- Problem
Lines with "Frequency": copy each one from the listing below.
· · · ·
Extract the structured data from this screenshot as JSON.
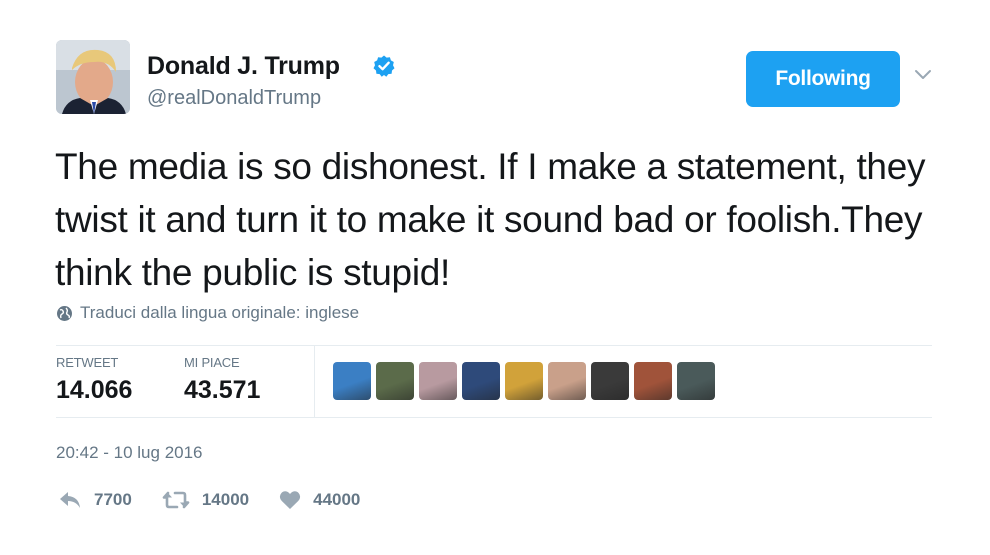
{
  "user": {
    "name": "Donald J. Trump",
    "handle": "@realDonaldTrump",
    "follow_label": "Following"
  },
  "tweet": {
    "text": "The media is so dishonest. If I make a statement, they twist it and turn it to make it sound bad or foolish.They think the public is stupid!",
    "translate_label": "Traduci dalla lingua originale: inglese"
  },
  "stats": {
    "retweets_label": "RETWEET",
    "retweets_value": "14.066",
    "likes_label": "MI PIACE",
    "likes_value": "43.571"
  },
  "timestamp": "20:42 - 10 lug 2016",
  "actions": {
    "reply_count": "7700",
    "retweet_count": "14000",
    "like_count": "44000"
  },
  "colors": {
    "accent": "#1da1f2",
    "muted": "#657786",
    "divider": "#e6ecf0"
  },
  "liker_avatars": [
    "#3b7fc4",
    "#5b6b4a",
    "#b89aa0",
    "#2e4a7a",
    "#d1a23a",
    "#c9a08a",
    "#3a3a3a",
    "#a0533a",
    "#4a5a5a"
  ]
}
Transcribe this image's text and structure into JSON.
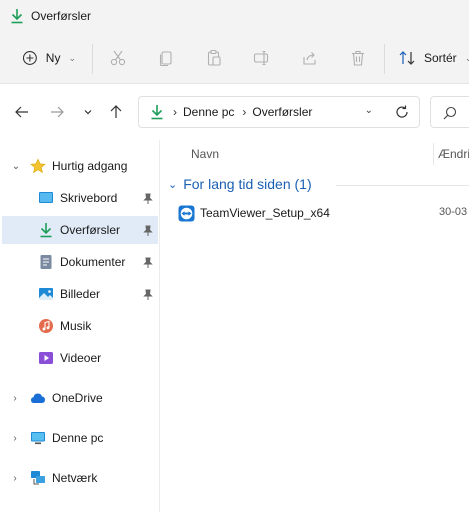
{
  "window": {
    "title": "Overførsler"
  },
  "commandbar": {
    "new_label": "Ny",
    "sort_label": "Sortér",
    "tools": [
      "cut-icon",
      "copy-icon",
      "paste-icon",
      "rename-icon",
      "share-icon",
      "delete-icon"
    ]
  },
  "address": {
    "crumbs": [
      "Denne pc",
      "Overførsler"
    ]
  },
  "sidebar": {
    "quick_access": "Hurtig adgang",
    "items": [
      {
        "label": "Skrivebord",
        "icon": "desktop-icon",
        "pinned": true
      },
      {
        "label": "Overførsler",
        "icon": "download-icon",
        "pinned": true,
        "selected": true
      },
      {
        "label": "Dokumenter",
        "icon": "documents-icon",
        "pinned": true
      },
      {
        "label": "Billeder",
        "icon": "pictures-icon",
        "pinned": true
      },
      {
        "label": "Musik",
        "icon": "music-icon",
        "pinned": false
      },
      {
        "label": "Videoer",
        "icon": "videos-icon",
        "pinned": false
      }
    ],
    "onedrive": "OneDrive",
    "thispc": "Denne pc",
    "network": "Netværk"
  },
  "main": {
    "columns": {
      "name": "Navn",
      "date": "Ændri"
    },
    "group_label": "For lang tid siden (1)",
    "files": [
      {
        "name": "TeamViewer_Setup_x64",
        "date": "30-03"
      }
    ]
  },
  "colors": {
    "accent": "#1a5fb4",
    "selected": "#e1ebf7",
    "download_green": "#1e9e5a"
  }
}
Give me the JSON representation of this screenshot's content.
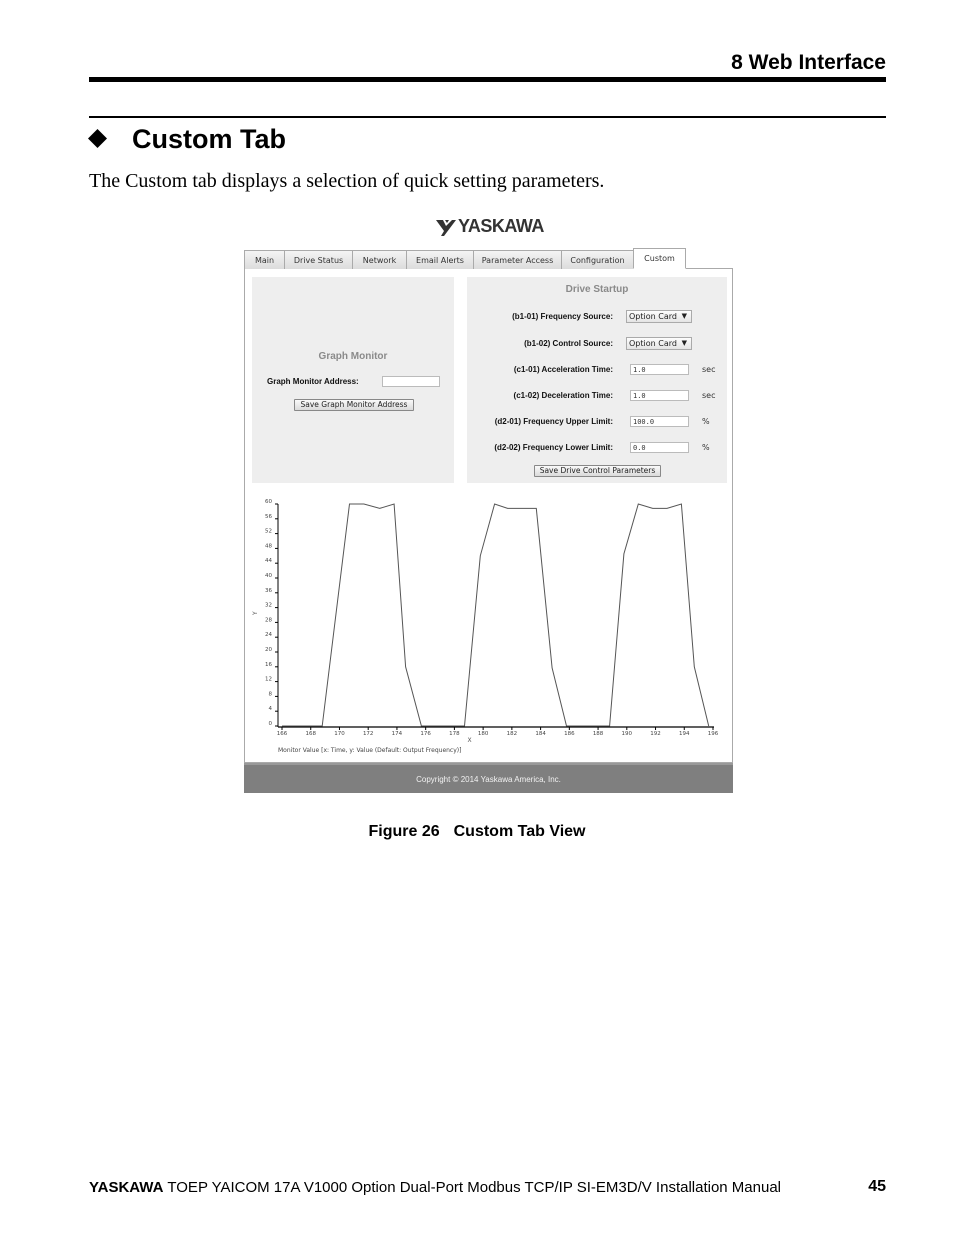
{
  "document": {
    "section_header": "8  Web Interface",
    "heading": "Custom Tab",
    "intro": "The Custom tab displays a selection of quick setting parameters.",
    "figure_caption_number": "Figure 26",
    "figure_caption_title": "Custom Tab View",
    "footer_brand": "YASKAWA",
    "footer_text": "TOEP YAICOM 17A V1000 Option Dual-Port Modbus TCP/IP SI-EM3D/V Installation Manual",
    "page_number": "45"
  },
  "app": {
    "logo_text": "YASKAWA",
    "tabs": [
      {
        "label": "Main",
        "active": false
      },
      {
        "label": "Drive Status",
        "active": false
      },
      {
        "label": "Network",
        "active": false
      },
      {
        "label": "Email Alerts",
        "active": false
      },
      {
        "label": "Parameter Access",
        "active": false
      },
      {
        "label": "Configuration",
        "active": false
      },
      {
        "label": "Custom",
        "active": true
      }
    ],
    "graph_monitor": {
      "title": "Graph Monitor",
      "address_label": "Graph Monitor Address:",
      "address_value": "",
      "save_button": "Save Graph Monitor Address"
    },
    "drive_startup": {
      "title": "Drive Startup",
      "fields": [
        {
          "label": "(b1-01) Frequency Source:",
          "type": "select",
          "value": "Option Card",
          "unit": ""
        },
        {
          "label": "(b1-02) Control Source:",
          "type": "select",
          "value": "Option Card",
          "unit": ""
        },
        {
          "label": "(c1-01) Acceleration Time:",
          "type": "input",
          "value": "1.0",
          "unit": "sec"
        },
        {
          "label": "(c1-02) Deceleration Time:",
          "type": "input",
          "value": "1.0",
          "unit": "sec"
        },
        {
          "label": "(d2-01) Frequency Upper Limit:",
          "type": "input",
          "value": "100.0",
          "unit": "%"
        },
        {
          "label": "(d2-02) Frequency Lower Limit:",
          "type": "input",
          "value": "0.0",
          "unit": "%"
        }
      ],
      "save_button": "Save Drive Control Parameters"
    },
    "copyright": "Copyright © 2014 Yaskawa America, Inc."
  },
  "chart_data": {
    "type": "line",
    "title": "",
    "xlabel": "X",
    "ylabel": "Y",
    "legend": "Monitor Value [x: Time, y: Value (Default: Output Frequency)]",
    "legend_placement": "bottom-left",
    "xlim": [
      166,
      196
    ],
    "ylim": [
      0,
      60
    ],
    "xticks": [
      166,
      168,
      170,
      172,
      174,
      176,
      178,
      180,
      182,
      184,
      186,
      188,
      190,
      192,
      194,
      196
    ],
    "yticks": [
      0,
      4,
      8,
      12,
      16,
      20,
      24,
      28,
      32,
      36,
      40,
      44,
      48,
      52,
      56,
      60
    ],
    "grid": false,
    "series": [
      {
        "name": "Monitor Value",
        "x": [
          166,
          168.8,
          170.7,
          171.7,
          172.8,
          173.8,
          174.6,
          175.7,
          178.7,
          179.8,
          180.8,
          181.7,
          183.7,
          184.8,
          185.8,
          188.8,
          189.8,
          190.8,
          191.8,
          192.8,
          193.8,
          194.7,
          195.7
        ],
        "y": [
          0,
          0,
          60,
          60,
          58.8,
          60,
          16,
          0,
          0,
          46,
          60,
          58.8,
          58.8,
          15.7,
          0,
          0,
          46.5,
          60,
          58.8,
          58.8,
          60,
          16,
          0
        ]
      }
    ]
  }
}
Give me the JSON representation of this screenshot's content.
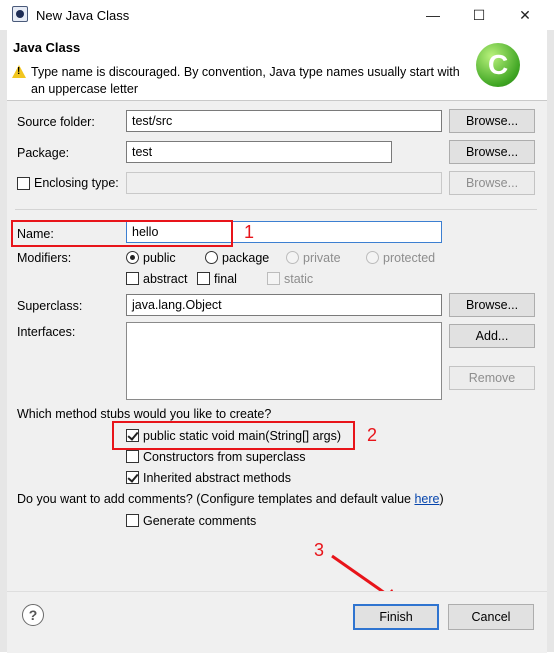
{
  "window": {
    "title": "New Java Class",
    "minimize_glyph": "—",
    "maximize_glyph": "☐",
    "close_glyph": "✕"
  },
  "header": {
    "title": "Java Class",
    "message": "Type name is discouraged. By convention, Java type names usually start with an uppercase letter",
    "message_icon": "warning-icon",
    "logo_icon": "new-class-icon"
  },
  "form": {
    "source_folder": {
      "label": "Source folder:",
      "value": "test/src",
      "button": "Browse..."
    },
    "package": {
      "label": "Package:",
      "value": "test",
      "button": "Browse..."
    },
    "enclosing_type": {
      "label": "Enclosing type:",
      "value": "",
      "button": "Browse...",
      "checked": false
    },
    "name": {
      "label": "Name:",
      "value": "hello"
    },
    "modifiers": {
      "label": "Modifiers:",
      "visibility": [
        "public",
        "package",
        "private",
        "protected"
      ],
      "selected": "public",
      "flags": [
        "abstract",
        "final",
        "static"
      ]
    },
    "superclass": {
      "label": "Superclass:",
      "value": "java.lang.Object",
      "button": "Browse..."
    },
    "interfaces": {
      "label": "Interfaces:",
      "add_button": "Add...",
      "remove_button": "Remove"
    },
    "stubs": {
      "question": "Which method stubs would you like to create?",
      "main": {
        "label": "public static void main(String[] args)",
        "checked": true
      },
      "constructors": {
        "label": "Constructors from superclass",
        "checked": false
      },
      "inherited": {
        "label": "Inherited abstract methods",
        "checked": true
      }
    },
    "comments": {
      "question": "Do you want to add comments? (Configure templates and default value ",
      "link": "here",
      "question_end": ")",
      "generate": {
        "label": "Generate comments",
        "checked": false
      }
    }
  },
  "annotations": {
    "one": "1",
    "two": "2",
    "three": "3"
  },
  "footer": {
    "help_icon": "?",
    "finish": "Finish",
    "cancel": "Cancel"
  },
  "colors": {
    "annotation": "#e8141a",
    "link": "#0645ad",
    "warning": "#f2c61f",
    "focus": "#2f74d0"
  }
}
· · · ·
- Reply
          "label": "(b1-01) Frequency Source:",
          "label": "(d2-01) Frequency Upper Limit:",
          "label": "(d2-02) Frequency Lower Limit:",
    "legend": "Monitor Value [x: Time, y: Value (Default: Output Frequency)]",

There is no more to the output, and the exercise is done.